The primary purpose is to investigate the interaction between the bone metastases and the surrounding environment in the bone marrow of cancer patients, and whether this interaction is different between the cancer types.
Further, to investigate whether the cancer cells and their characteristics are different between the bone metastasis, metastases in other organs and the primary cancerous tumor in the same patient.
Cancer often spreads to the bones and forms bone metastases. Cancer types originating from the prostate, breast, lungs, colon, ventricle, urinary bladder, uterus, rectum, thyroid and kidneys most often form bone metastases. The formation of bone metastases is a serious progression of the cancer disease, as these bone metastases often are considered an active promotor of spreading the cancer cells to other vital organs. Cancer patients, whom have been diagnosed with bone metastases are today largely incurable and have a relatively short life expectancy.
Most bone metastases are found in bones with red bone marrow such as the spine, pelvis, ribs as well as the parts of the upper part of humerus and femur. In bones, bone metastases interact with the bone marrow environment, which promotes vigorous degradation of the bones (osteolysis) and/or bone formation (osteosclerosis) conversely favoring optimized growth and survival of the cancer cells. This causes the bone near the metastasis to become fragile and symptoms such as pain, swelling and bone fracture may occur.
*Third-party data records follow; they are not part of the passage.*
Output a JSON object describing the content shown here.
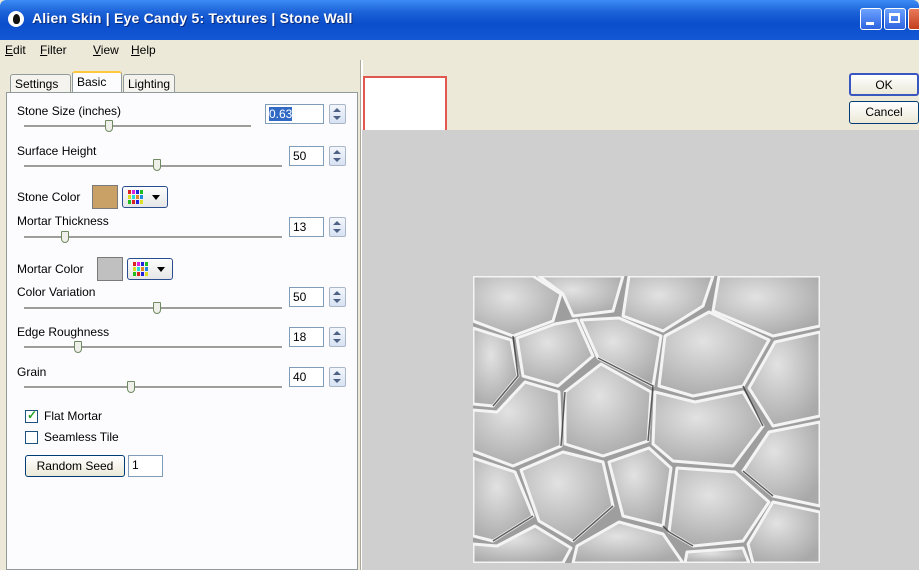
{
  "window": {
    "title": "Alien Skin | Eye Candy 5: Textures | Stone Wall"
  },
  "menu": [
    {
      "label": "Edit",
      "accel": "E",
      "rest": "dit"
    },
    {
      "label": "Filter",
      "accel": "F",
      "rest": "ilter"
    },
    {
      "label": "View",
      "accel": "V",
      "rest": "iew"
    },
    {
      "label": "Help",
      "accel": "H",
      "rest": "elp"
    }
  ],
  "tabs": {
    "settings": "Settings",
    "basic": "Basic",
    "lighting": "Lighting",
    "active": "Basic"
  },
  "params": {
    "stone_size": {
      "label": "Stone Size (inches)",
      "value": "0.63"
    },
    "surface_height": {
      "label": "Surface Height",
      "value": "50"
    },
    "stone_color": {
      "label": "Stone Color",
      "color": "#c9a066"
    },
    "mortar_thickness": {
      "label": "Mortar Thickness",
      "value": "13"
    },
    "mortar_color": {
      "label": "Mortar Color",
      "color": "#c0c0c0"
    },
    "color_variation": {
      "label": "Color Variation",
      "value": "50"
    },
    "edge_roughness": {
      "label": "Edge Roughness",
      "value": "18"
    },
    "grain": {
      "label": "Grain",
      "value": "40"
    }
  },
  "options": {
    "flat_mortar": {
      "label": "Flat Mortar",
      "checked": true
    },
    "seamless_tile": {
      "label": "Seamless Tile",
      "checked": false
    }
  },
  "random_seed": {
    "button": "Random Seed",
    "value": "1"
  },
  "buttons": {
    "ok": "OK",
    "cancel": "Cancel"
  },
  "tools": [
    "zoom-compare-icon",
    "hand-icon",
    "magnifier-icon"
  ],
  "colors": {
    "title_blue": "#0a4ecb",
    "preview_bg": "#cfcfcf",
    "nav_border": "#e0584f"
  }
}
The bone metastases' interaction with the bone marrow environment is primarily described in animal models and in cell experiments, where the cancer cells are cultivated together with the cells present in the bone marrow. In humans, there exists only limited knowledge about the interaction of bone metastases with the bone marrow environment.
Description of the cohort
The project aims to recruit 300 cancer patients from the Department of Orthopedic Surgery at OUH and Kolding Hospital.
Additionally, from the clinical pathological biobanks, biopsies from another 200 breast- and prostate cancer patients will be included. All material for this particular project is harvested from adolescent men and woman.
Data and biological material
Bone biopsies and data from patient records.
Collaborating researchers and departments
Clinical Cell Biology, Department of Pathology, Odense University Hospital
- Postdoc Christina Møller Andreasen, PhD
- Professor Jean-Marie Delaisse, PhD
Department of Pathology, Odense University Hospital
- Professor Henrik Daa Schrøder, PhD
Department of Pathology, Vejle Hospital
Department of Orthopedic Surgery, Odense University Hospital
- Professor Hagen Schmal, PhD
- MD Ole Skov, PhD
Department of Orthopedic Surgery, Kolding Hospital
- Associated professor Bjarke Viberg, PhD